Cranbrook Arts has opened the doors of their  new gallery space to the public with their inaugural exhibit, Kootenay’s Best.
‘Kootenay’s Best’ opens Cranbrook Arts’ new gallery

This exhibit has been in the works for the past several months and features the work of more than 50 emerging and established artists from across the Kootenays

Indigenous rights and climate activists gathered outside Liberty Mutual’s office in Vancouver to pressure the insurance giant to stop covering Trans Mountain. (Photo by Andrew Larigakis)
Activists work to ensure Trans Mountain won’t get insurance

Global campaign urging insurance providers to stay away from Canadian pipeline project

In the first election with public money replacing corporate or union donations, B.C. Liberal leader Andrew Wilkinson, B.C. Greens leader Sonia Furstenau and B.C. NDP leader John Horgan take part in election debate at the University of B.C., Oct. 13, 2020. (THE CANADIAN PRESS)
B.C. MLAs ponder 2022 ‘sunset’ of subsidy for political parties

NDP, B.C. Fed call for increase, B.C. Liberals have no comment

Investigators use a bucket to help recover human remains at a home burned in the Camp fire, Thursday, Nov. 15, 2018, in Magalia, Calif.

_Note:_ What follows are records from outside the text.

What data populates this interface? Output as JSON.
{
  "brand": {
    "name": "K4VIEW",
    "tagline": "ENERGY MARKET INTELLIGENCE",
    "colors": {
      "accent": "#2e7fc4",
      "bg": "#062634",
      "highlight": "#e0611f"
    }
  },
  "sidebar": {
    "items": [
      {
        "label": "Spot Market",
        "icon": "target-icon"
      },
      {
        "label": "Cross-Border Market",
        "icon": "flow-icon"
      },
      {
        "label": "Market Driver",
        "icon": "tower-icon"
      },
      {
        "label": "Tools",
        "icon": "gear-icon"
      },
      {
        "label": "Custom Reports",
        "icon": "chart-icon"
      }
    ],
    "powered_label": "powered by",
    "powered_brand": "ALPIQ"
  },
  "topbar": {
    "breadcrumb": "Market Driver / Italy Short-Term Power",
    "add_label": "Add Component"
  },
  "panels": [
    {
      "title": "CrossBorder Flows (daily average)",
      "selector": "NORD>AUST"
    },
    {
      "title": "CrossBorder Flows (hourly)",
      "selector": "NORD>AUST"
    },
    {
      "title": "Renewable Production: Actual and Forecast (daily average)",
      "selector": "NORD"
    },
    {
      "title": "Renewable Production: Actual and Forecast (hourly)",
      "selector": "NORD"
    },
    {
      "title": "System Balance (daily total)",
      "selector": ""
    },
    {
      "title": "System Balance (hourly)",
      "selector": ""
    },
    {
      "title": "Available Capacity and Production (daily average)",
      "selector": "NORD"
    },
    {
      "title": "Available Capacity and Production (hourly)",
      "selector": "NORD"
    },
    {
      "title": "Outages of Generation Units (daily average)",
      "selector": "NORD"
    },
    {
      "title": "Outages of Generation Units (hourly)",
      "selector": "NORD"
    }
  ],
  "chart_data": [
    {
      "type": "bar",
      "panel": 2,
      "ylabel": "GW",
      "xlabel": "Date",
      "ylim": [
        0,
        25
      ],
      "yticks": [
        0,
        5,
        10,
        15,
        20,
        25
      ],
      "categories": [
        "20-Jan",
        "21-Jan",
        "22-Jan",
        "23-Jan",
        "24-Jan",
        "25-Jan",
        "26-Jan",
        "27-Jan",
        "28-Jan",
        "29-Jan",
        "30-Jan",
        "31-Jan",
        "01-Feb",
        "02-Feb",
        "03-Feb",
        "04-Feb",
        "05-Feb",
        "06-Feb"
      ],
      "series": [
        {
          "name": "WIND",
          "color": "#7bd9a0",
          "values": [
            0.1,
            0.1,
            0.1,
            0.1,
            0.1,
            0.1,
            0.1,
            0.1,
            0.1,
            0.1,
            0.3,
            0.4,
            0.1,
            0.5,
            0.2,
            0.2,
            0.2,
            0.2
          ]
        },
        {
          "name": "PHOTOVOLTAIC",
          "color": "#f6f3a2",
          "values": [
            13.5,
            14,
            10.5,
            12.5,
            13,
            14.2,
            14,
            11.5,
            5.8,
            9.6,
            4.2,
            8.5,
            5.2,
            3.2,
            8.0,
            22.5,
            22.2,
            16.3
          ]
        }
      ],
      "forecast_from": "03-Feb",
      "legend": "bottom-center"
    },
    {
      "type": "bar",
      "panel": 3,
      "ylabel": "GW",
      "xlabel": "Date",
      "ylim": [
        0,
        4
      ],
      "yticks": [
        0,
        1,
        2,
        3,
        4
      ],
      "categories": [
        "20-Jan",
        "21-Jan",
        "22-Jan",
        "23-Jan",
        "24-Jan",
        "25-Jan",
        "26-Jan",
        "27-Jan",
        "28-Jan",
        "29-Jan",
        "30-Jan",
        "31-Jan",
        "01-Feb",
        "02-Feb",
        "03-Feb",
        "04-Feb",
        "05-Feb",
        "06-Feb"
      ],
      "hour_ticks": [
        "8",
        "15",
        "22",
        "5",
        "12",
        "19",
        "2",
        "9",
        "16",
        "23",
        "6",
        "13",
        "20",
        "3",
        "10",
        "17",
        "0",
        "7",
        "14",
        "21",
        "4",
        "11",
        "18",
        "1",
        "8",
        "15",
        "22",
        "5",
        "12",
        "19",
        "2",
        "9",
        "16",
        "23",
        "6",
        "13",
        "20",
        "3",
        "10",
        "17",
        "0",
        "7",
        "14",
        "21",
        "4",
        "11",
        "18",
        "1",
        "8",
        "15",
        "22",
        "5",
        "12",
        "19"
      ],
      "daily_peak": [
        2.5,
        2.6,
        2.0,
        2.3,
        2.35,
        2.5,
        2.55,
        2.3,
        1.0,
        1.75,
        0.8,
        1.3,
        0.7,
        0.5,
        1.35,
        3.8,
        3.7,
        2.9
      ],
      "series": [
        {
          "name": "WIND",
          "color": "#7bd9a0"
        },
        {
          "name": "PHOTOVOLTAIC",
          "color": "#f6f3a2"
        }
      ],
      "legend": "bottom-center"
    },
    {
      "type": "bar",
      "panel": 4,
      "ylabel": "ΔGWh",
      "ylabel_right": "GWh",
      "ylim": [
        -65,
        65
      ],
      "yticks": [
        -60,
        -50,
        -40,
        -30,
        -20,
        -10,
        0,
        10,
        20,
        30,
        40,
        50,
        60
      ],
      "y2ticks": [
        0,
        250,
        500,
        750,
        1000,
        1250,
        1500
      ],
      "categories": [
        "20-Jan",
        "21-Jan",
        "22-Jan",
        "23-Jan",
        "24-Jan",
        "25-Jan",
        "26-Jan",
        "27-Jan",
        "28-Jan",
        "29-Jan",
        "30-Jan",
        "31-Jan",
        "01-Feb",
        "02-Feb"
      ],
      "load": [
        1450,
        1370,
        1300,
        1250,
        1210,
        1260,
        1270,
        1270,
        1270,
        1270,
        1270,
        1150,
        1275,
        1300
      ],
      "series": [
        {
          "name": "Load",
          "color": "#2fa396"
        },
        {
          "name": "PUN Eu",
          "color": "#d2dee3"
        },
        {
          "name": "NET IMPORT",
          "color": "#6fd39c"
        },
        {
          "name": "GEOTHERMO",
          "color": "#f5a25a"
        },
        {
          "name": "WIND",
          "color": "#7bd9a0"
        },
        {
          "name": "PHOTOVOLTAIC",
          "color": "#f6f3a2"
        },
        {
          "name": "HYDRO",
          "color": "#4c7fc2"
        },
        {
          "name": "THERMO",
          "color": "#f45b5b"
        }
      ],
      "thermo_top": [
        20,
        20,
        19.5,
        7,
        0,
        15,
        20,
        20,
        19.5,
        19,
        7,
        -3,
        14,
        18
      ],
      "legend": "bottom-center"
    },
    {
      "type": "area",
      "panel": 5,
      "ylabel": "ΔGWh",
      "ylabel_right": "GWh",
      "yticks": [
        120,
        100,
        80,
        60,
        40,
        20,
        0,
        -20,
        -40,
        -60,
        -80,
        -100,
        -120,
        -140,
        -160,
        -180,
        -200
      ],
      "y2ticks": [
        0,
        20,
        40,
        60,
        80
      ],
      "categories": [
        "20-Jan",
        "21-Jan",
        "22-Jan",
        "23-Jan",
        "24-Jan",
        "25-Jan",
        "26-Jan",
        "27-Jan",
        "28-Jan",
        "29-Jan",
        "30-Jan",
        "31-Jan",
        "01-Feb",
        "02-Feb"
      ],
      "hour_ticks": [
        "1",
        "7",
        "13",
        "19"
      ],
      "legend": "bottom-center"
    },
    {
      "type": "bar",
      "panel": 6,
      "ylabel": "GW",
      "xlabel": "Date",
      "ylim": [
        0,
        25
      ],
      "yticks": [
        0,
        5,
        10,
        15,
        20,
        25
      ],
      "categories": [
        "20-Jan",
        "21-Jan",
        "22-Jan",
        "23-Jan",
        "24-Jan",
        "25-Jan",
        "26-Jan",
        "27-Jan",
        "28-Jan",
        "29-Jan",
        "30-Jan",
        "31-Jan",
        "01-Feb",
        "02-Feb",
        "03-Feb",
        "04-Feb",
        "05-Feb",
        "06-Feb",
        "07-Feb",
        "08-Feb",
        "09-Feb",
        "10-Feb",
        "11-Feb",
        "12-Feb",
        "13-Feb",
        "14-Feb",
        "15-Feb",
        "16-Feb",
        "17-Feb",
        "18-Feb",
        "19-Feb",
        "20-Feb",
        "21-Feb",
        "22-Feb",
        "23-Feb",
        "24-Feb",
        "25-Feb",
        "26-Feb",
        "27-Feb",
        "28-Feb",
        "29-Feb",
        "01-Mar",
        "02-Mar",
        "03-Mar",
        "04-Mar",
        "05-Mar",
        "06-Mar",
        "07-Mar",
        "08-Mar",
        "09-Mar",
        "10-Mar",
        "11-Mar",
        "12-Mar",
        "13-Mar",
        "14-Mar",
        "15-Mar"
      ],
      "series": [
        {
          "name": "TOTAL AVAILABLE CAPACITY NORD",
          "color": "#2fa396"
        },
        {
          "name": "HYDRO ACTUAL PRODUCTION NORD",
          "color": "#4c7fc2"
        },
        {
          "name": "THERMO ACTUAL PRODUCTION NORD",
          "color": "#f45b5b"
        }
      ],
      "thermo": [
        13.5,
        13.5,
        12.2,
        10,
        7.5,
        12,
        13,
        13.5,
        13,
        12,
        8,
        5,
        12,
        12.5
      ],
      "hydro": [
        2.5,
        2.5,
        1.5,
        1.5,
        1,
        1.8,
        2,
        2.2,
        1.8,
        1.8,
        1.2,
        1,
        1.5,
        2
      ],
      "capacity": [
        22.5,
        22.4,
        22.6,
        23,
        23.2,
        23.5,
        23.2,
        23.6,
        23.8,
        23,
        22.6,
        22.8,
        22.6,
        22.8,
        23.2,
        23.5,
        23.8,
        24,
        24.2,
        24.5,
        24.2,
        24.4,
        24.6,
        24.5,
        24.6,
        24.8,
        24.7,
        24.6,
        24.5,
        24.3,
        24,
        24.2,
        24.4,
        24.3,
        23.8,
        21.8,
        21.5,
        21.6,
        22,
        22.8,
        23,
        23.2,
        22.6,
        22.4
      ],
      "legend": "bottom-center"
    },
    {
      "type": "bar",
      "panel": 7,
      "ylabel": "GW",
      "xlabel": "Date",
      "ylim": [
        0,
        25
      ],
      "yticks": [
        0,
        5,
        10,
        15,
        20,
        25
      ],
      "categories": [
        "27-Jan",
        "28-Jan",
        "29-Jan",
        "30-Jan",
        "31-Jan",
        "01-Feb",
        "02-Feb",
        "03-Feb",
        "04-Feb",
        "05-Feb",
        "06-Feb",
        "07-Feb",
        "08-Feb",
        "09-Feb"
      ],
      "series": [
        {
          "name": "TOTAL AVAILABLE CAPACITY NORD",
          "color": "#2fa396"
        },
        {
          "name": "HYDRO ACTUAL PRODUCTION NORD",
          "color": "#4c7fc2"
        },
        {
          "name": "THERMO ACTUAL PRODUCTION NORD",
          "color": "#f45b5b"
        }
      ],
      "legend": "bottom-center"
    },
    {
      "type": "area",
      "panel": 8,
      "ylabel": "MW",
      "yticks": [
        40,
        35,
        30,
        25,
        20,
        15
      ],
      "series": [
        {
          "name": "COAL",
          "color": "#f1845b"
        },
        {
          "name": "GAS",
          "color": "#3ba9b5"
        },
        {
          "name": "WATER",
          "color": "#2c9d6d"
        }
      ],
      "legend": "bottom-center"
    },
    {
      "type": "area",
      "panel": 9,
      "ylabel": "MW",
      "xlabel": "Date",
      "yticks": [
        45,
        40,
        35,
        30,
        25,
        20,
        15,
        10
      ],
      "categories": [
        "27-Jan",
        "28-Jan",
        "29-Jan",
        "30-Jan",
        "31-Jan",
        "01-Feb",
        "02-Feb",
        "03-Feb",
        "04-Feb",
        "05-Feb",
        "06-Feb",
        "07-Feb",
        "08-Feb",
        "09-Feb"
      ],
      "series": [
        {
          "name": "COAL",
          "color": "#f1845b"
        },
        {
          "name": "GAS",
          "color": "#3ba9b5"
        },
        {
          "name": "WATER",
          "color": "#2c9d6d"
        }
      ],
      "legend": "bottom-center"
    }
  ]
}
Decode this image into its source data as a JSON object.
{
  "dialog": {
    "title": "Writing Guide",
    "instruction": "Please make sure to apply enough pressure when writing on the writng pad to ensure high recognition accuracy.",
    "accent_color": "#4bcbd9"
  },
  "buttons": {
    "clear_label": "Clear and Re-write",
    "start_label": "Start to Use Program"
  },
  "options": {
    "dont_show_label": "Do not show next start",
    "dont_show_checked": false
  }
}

Many of the missing in the deadly Northern California wildfire are elderly residents in Magalia, a forested town of about 11,000 north of the destroyed town of Paradise. (AP Photo/John Locher)
‘Forever War’ with fire has California battling forests instead

Five of the state’s largest-ever blazes seared California last year, as authorities tackle prevention

Tokyo 2020 President Seiko Hashimoto and IOC President Thomas Bach, on a screen, speak during a five=party online meeting at Harumi Island Triton Square Tower Y in Tokyo Monday, June 21, 2021. The Tokyo Olympics will allow some local fans to attend when the games open in just over a month, Tokyo organizing committee officials and the IOC said on Monday. (Rodrigo Reyes Marin/Pool Photo via AP)
Tokyo Olympics to allow Japanese fans only, with strict limits

Organizers set a limit of 50% capacity — up to a maximum of 10,000 fans

The border crossing into the United States is seen during the COVID-19 pandemic in Lacolle, Que. on February 12, 2021. THE CANADIAN PRESS/Paul Chiasson
Border quarantine to soon lift for fully vaccinated Canadians

Eligible travellers must still take multiple COVID-19 tests

Pictured are Tyler McNaughton and Sacha Bentall. The husband and wife duo owns and operates Cutter Ranch in Fort Steele. (Zoe Ferguson Photo)
Farm Life: Where food comes from

A chat with Cutter Ranch

Most Read